A Little Fish Is Better Than None
Sony Ericsson, as things currently stand, are supporting three separate mobile operating systems for their smartphone range; Android, Symbian and Windows Mobile. That's a lot for any mobile manufacturer to support let alone one that has been through the financial troubles Sony Ericsson has not to mention the fact that Sony Ericsson isn't sitting upon the same level of market share or mind share around the world as some of the larger brands. So why do they do it?
Ostensibly it's to keep their fingers in as many pies as possible. It's pretty starightforward logic that the more choices you offer the more market segements you cover. In other words if you cast a bigger net chances are you'll catch more fish. The problem with this logic though is that Sony Ericsson just don't seem to have the resources to pull it off well.
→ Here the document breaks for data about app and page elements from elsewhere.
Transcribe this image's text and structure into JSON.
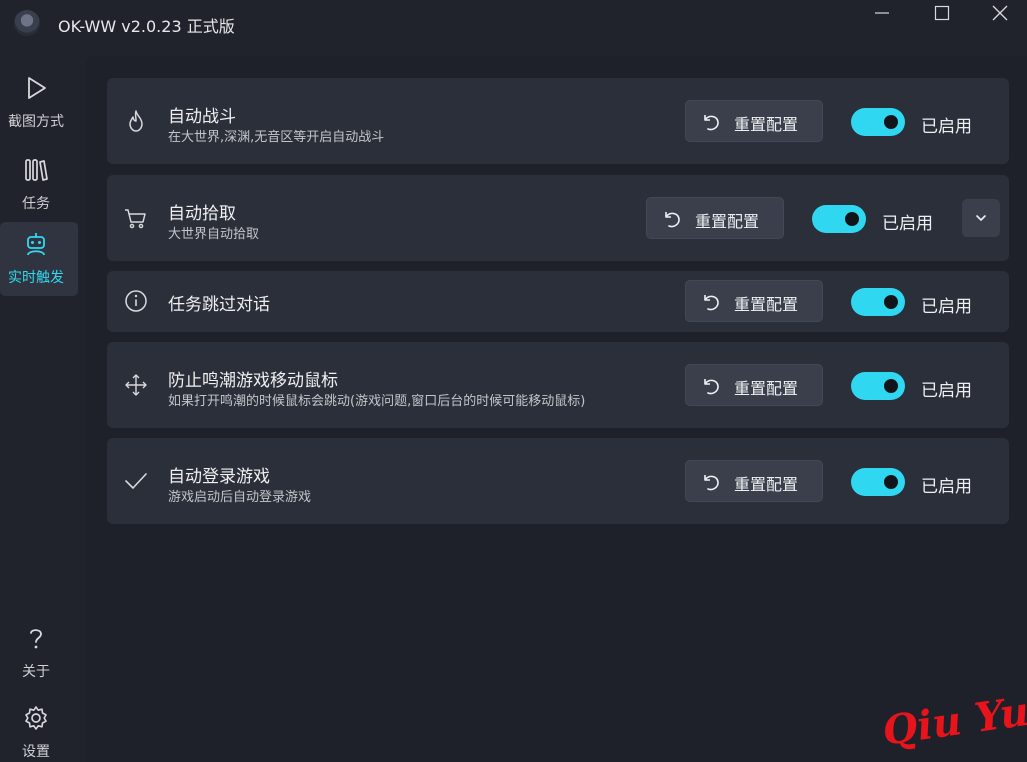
{
  "window": {
    "title": "OK-WW v2.0.23 正式版"
  },
  "sidebar": {
    "items": [
      {
        "label": "截图方式",
        "icon": "play-icon"
      },
      {
        "label": "任务",
        "icon": "library-icon"
      },
      {
        "label": "实时触发",
        "icon": "robot-icon",
        "active": true
      }
    ],
    "bottom_items": [
      {
        "label": "关于",
        "icon": "help-icon"
      },
      {
        "label": "设置",
        "icon": "gear-icon"
      }
    ]
  },
  "cards": [
    {
      "title": "自动战斗",
      "description": "在大世界,深渊,无音区等开启自动战斗",
      "icon": "fire-icon",
      "reset_label": "重置配置",
      "status": "已启用",
      "enabled": true
    },
    {
      "title": "自动拾取",
      "description": "大世界自动拾取",
      "icon": "cart-icon",
      "reset_label": "重置配置",
      "status": "已启用",
      "enabled": true,
      "expandable": true
    },
    {
      "title": "任务跳过对话",
      "description": "",
      "icon": "info-icon",
      "reset_label": "重置配置",
      "status": "已启用",
      "enabled": true
    },
    {
      "title": "防止鸣潮游戏移动鼠标",
      "description": "如果打开鸣潮的时候鼠标会跳动(游戏问题,窗口后台的时候可能移动鼠标)",
      "icon": "move-icon",
      "reset_label": "重置配置",
      "status": "已启用",
      "enabled": true
    },
    {
      "title": "自动登录游戏",
      "description": "游戏启动后自动登录游戏",
      "icon": "check-icon",
      "reset_label": "重置配置",
      "status": "已启用",
      "enabled": true
    }
  ],
  "watermark": "Qiu  Yue",
  "colors": {
    "accent": "#2fd8f0",
    "background": "#20232b",
    "card": "#2b2f39"
  }
}
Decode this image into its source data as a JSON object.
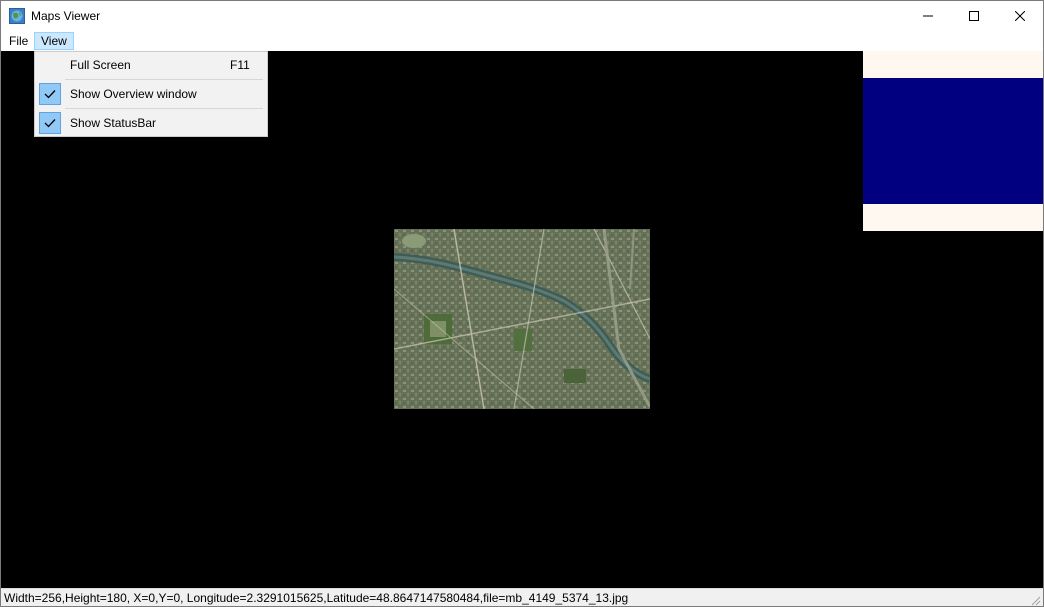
{
  "window": {
    "title": "Maps Viewer",
    "app_icon": "globe-map-icon",
    "controls": [
      "minimize-icon",
      "maximize-icon",
      "close-icon"
    ]
  },
  "menubar": {
    "items": [
      {
        "label": "File"
      },
      {
        "label": "View",
        "active": true
      }
    ]
  },
  "view_menu": {
    "items": [
      {
        "label": "Full Screen",
        "shortcut": "F11",
        "checked": false
      },
      {
        "label": "Show Overview window",
        "checked": true
      },
      {
        "label": "Show StatusBar",
        "checked": true
      }
    ]
  },
  "overview": {
    "background_color": "#fff8f0",
    "viewport_color": "#000080"
  },
  "statusbar": {
    "text": "Width=256,Height=180, X=0,Y=0, Longitude=2.3291015625,Latitude=48.8647147580484,file=mb_4149_5374_13.jpg"
  },
  "colors": {
    "menu_highlight": "#cce8ff",
    "check_background": "#90c8f6"
  }
}
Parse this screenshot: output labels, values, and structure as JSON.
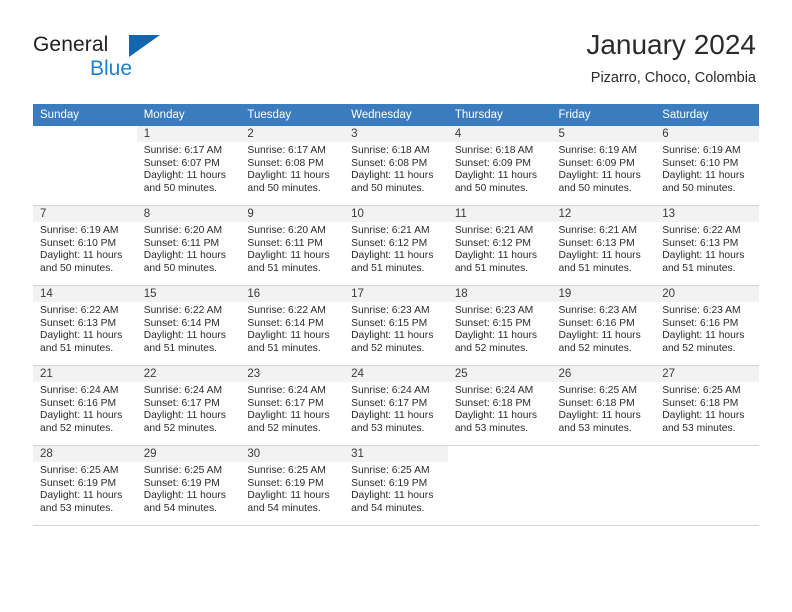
{
  "brand": {
    "name_part1": "General",
    "name_part2": "Blue",
    "logo_icon": "triangle-logo-icon",
    "accent_color": "#1266ad",
    "blue_text_color": "#1f7fd0"
  },
  "header": {
    "title": "January 2024",
    "location": "Pizarro, Choco, Colombia"
  },
  "calendar": {
    "header_bg": "#3a7cbe",
    "daynum_bg": "#f2f2f2",
    "weekday_headers": [
      "Sunday",
      "Monday",
      "Tuesday",
      "Wednesday",
      "Thursday",
      "Friday",
      "Saturday"
    ],
    "labels": {
      "sunrise_prefix": "Sunrise:",
      "sunset_prefix": "Sunset:",
      "daylight_prefix": "Daylight:"
    },
    "weeks": [
      [
        {
          "day": "",
          "sunrise": "",
          "sunset": "",
          "daylight_l1": "",
          "daylight_l2": ""
        },
        {
          "day": "1",
          "sunrise": "Sunrise: 6:17 AM",
          "sunset": "Sunset: 6:07 PM",
          "daylight_l1": "Daylight: 11 hours",
          "daylight_l2": "and 50 minutes."
        },
        {
          "day": "2",
          "sunrise": "Sunrise: 6:17 AM",
          "sunset": "Sunset: 6:08 PM",
          "daylight_l1": "Daylight: 11 hours",
          "daylight_l2": "and 50 minutes."
        },
        {
          "day": "3",
          "sunrise": "Sunrise: 6:18 AM",
          "sunset": "Sunset: 6:08 PM",
          "daylight_l1": "Daylight: 11 hours",
          "daylight_l2": "and 50 minutes."
        },
        {
          "day": "4",
          "sunrise": "Sunrise: 6:18 AM",
          "sunset": "Sunset: 6:09 PM",
          "daylight_l1": "Daylight: 11 hours",
          "daylight_l2": "and 50 minutes."
        },
        {
          "day": "5",
          "sunrise": "Sunrise: 6:19 AM",
          "sunset": "Sunset: 6:09 PM",
          "daylight_l1": "Daylight: 11 hours",
          "daylight_l2": "and 50 minutes."
        },
        {
          "day": "6",
          "sunrise": "Sunrise: 6:19 AM",
          "sunset": "Sunset: 6:10 PM",
          "daylight_l1": "Daylight: 11 hours",
          "daylight_l2": "and 50 minutes."
        }
      ],
      [
        {
          "day": "7",
          "sunrise": "Sunrise: 6:19 AM",
          "sunset": "Sunset: 6:10 PM",
          "daylight_l1": "Daylight: 11 hours",
          "daylight_l2": "and 50 minutes."
        },
        {
          "day": "8",
          "sunrise": "Sunrise: 6:20 AM",
          "sunset": "Sunset: 6:11 PM",
          "daylight_l1": "Daylight: 11 hours",
          "daylight_l2": "and 50 minutes."
        },
        {
          "day": "9",
          "sunrise": "Sunrise: 6:20 AM",
          "sunset": "Sunset: 6:11 PM",
          "daylight_l1": "Daylight: 11 hours",
          "daylight_l2": "and 51 minutes."
        },
        {
          "day": "10",
          "sunrise": "Sunrise: 6:21 AM",
          "sunset": "Sunset: 6:12 PM",
          "daylight_l1": "Daylight: 11 hours",
          "daylight_l2": "and 51 minutes."
        },
        {
          "day": "11",
          "sunrise": "Sunrise: 6:21 AM",
          "sunset": "Sunset: 6:12 PM",
          "daylight_l1": "Daylight: 11 hours",
          "daylight_l2": "and 51 minutes."
        },
        {
          "day": "12",
          "sunrise": "Sunrise: 6:21 AM",
          "sunset": "Sunset: 6:13 PM",
          "daylight_l1": "Daylight: 11 hours",
          "daylight_l2": "and 51 minutes."
        },
        {
          "day": "13",
          "sunrise": "Sunrise: 6:22 AM",
          "sunset": "Sunset: 6:13 PM",
          "daylight_l1": "Daylight: 11 hours",
          "daylight_l2": "and 51 minutes."
        }
      ],
      [
        {
          "day": "14",
          "sunrise": "Sunrise: 6:22 AM",
          "sunset": "Sunset: 6:13 PM",
          "daylight_l1": "Daylight: 11 hours",
          "daylight_l2": "and 51 minutes."
        },
        {
          "day": "15",
          "sunrise": "Sunrise: 6:22 AM",
          "sunset": "Sunset: 6:14 PM",
          "daylight_l1": "Daylight: 11 hours",
          "daylight_l2": "and 51 minutes."
        },
        {
          "day": "16",
          "sunrise": "Sunrise: 6:22 AM",
          "sunset": "Sunset: 6:14 PM",
          "daylight_l1": "Daylight: 11 hours",
          "daylight_l2": "and 51 minutes."
        },
        {
          "day": "17",
          "sunrise": "Sunrise: 6:23 AM",
          "sunset": "Sunset: 6:15 PM",
          "daylight_l1": "Daylight: 11 hours",
          "daylight_l2": "and 52 minutes."
        },
        {
          "day": "18",
          "sunrise": "Sunrise: 6:23 AM",
          "sunset": "Sunset: 6:15 PM",
          "daylight_l1": "Daylight: 11 hours",
          "daylight_l2": "and 52 minutes."
        },
        {
          "day": "19",
          "sunrise": "Sunrise: 6:23 AM",
          "sunset": "Sunset: 6:16 PM",
          "daylight_l1": "Daylight: 11 hours",
          "daylight_l2": "and 52 minutes."
        },
        {
          "day": "20",
          "sunrise": "Sunrise: 6:23 AM",
          "sunset": "Sunset: 6:16 PM",
          "daylight_l1": "Daylight: 11 hours",
          "daylight_l2": "and 52 minutes."
        }
      ],
      [
        {
          "day": "21",
          "sunrise": "Sunrise: 6:24 AM",
          "sunset": "Sunset: 6:16 PM",
          "daylight_l1": "Daylight: 11 hours",
          "daylight_l2": "and 52 minutes."
        },
        {
          "day": "22",
          "sunrise": "Sunrise: 6:24 AM",
          "sunset": "Sunset: 6:17 PM",
          "daylight_l1": "Daylight: 11 hours",
          "daylight_l2": "and 52 minutes."
        },
        {
          "day": "23",
          "sunrise": "Sunrise: 6:24 AM",
          "sunset": "Sunset: 6:17 PM",
          "daylight_l1": "Daylight: 11 hours",
          "daylight_l2": "and 52 minutes."
        },
        {
          "day": "24",
          "sunrise": "Sunrise: 6:24 AM",
          "sunset": "Sunset: 6:17 PM",
          "daylight_l1": "Daylight: 11 hours",
          "daylight_l2": "and 53 minutes."
        },
        {
          "day": "25",
          "sunrise": "Sunrise: 6:24 AM",
          "sunset": "Sunset: 6:18 PM",
          "daylight_l1": "Daylight: 11 hours",
          "daylight_l2": "and 53 minutes."
        },
        {
          "day": "26",
          "sunrise": "Sunrise: 6:25 AM",
          "sunset": "Sunset: 6:18 PM",
          "daylight_l1": "Daylight: 11 hours",
          "daylight_l2": "and 53 minutes."
        },
        {
          "day": "27",
          "sunrise": "Sunrise: 6:25 AM",
          "sunset": "Sunset: 6:18 PM",
          "daylight_l1": "Daylight: 11 hours",
          "daylight_l2": "and 53 minutes."
        }
      ],
      [
        {
          "day": "28",
          "sunrise": "Sunrise: 6:25 AM",
          "sunset": "Sunset: 6:19 PM",
          "daylight_l1": "Daylight: 11 hours",
          "daylight_l2": "and 53 minutes."
        },
        {
          "day": "29",
          "sunrise": "Sunrise: 6:25 AM",
          "sunset": "Sunset: 6:19 PM",
          "daylight_l1": "Daylight: 11 hours",
          "daylight_l2": "and 54 minutes."
        },
        {
          "day": "30",
          "sunrise": "Sunrise: 6:25 AM",
          "sunset": "Sunset: 6:19 PM",
          "daylight_l1": "Daylight: 11 hours",
          "daylight_l2": "and 54 minutes."
        },
        {
          "day": "31",
          "sunrise": "Sunrise: 6:25 AM",
          "sunset": "Sunset: 6:19 PM",
          "daylight_l1": "Daylight: 11 hours",
          "daylight_l2": "and 54 minutes."
        },
        {
          "day": "",
          "sunrise": "",
          "sunset": "",
          "daylight_l1": "",
          "daylight_l2": ""
        },
        {
          "day": "",
          "sunrise": "",
          "sunset": "",
          "daylight_l1": "",
          "daylight_l2": ""
        },
        {
          "day": "",
          "sunrise": "",
          "sunset": "",
          "daylight_l1": "",
          "daylight_l2": ""
        }
      ]
    ]
  }
}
To continue the net analogy, their big net has holes in it. In basic terms they have been releasing handsets that are, at best behind the curve, and at worst buggy and cumbersome to use.
Symbian: The Dinosaur In The Room
The general consensus, and reflected in our poll, is that Symbian is the weak link. It's a platform most closely associated with Nokia rather than Sony Ericsson, but more than that, it's a platform that is more associated with how smartphones were three or four years ago. That image means that right from the get go many have a certain perception of a Symbian smartphone. Add in shortcomings like the lack of any significant app store or the rather clunky unappealing UI and it's not exactly a recipe for success.
Windows Mobile: The Also Ran (And Might Again)
Windows Mobile took a bit of a hit in our poll too, with 37% of respondents saying Sony Ericsson should ditch it. That's a long way behind the 51% who gave Symbian the thumbs down, but still a very significant share of the vote. To be fair here Sony Ericsson does look to have called time on Windows Mobile, but that's probably more of a case of them being forced to as it's being retired by Microsoft themselves. Sony Ericsson didn't have much success with their Windows Mobile products, but then in an age where smartphones are increasingly being bought by image and ease of use centric consumers rather than business users where they ever really in the running?
Android: The Way Forward
Then we come to Android, which just 12% of respondents say Sony Ericsson should ditch. Looking at it another way that's a support level of 88%. Yet Sony Ericsson has placed itself firmly behind the curve on Android releasing a plethora of products running Android 1.6 with an upgrade to 2.1 on the cards. Android 2.2 is already out and 3.0 is just around the corner. Why the delay? Most likely the insistence upon using their own custom UI e.g. Timescape and Mediascape. That's not to say those things don't add value to the proposition, but the benefits are surely outweighed if it means that Sony Ericsson's customers are left behind in terms of core functionality that the latest Android iterations would bring?
So where does all of this leave us? The aspect that is most striking is the level of support for Android and consequently the lack of support for Symbian. It seems fairly obvious to the casual observer that Sony Ericsson should call it a day on what is a rather tired old platform that even Nokia are floundering a bit with these days. Instead Sony Ericsson could divert those resources into Android and push itself to the fore of what has proven to be a platform capable of reviving flagging fortunes e.g. Motorola as well as establishing a solid mind share amongst consumers e.g. HTC. With Windows Phone 7 about to launch and Sony Ericsson looking to support that too it seems more sensible for a relatively small manufacturer to support the perennialy popular Android platform, whilst also hedging a bet on the new kid that is Windows Phone 7. Symbian has neither of those qualities at the moment and looks to be doing little more than gobbling up resource better spent elsewhere.
In short, out with the old and in with the new.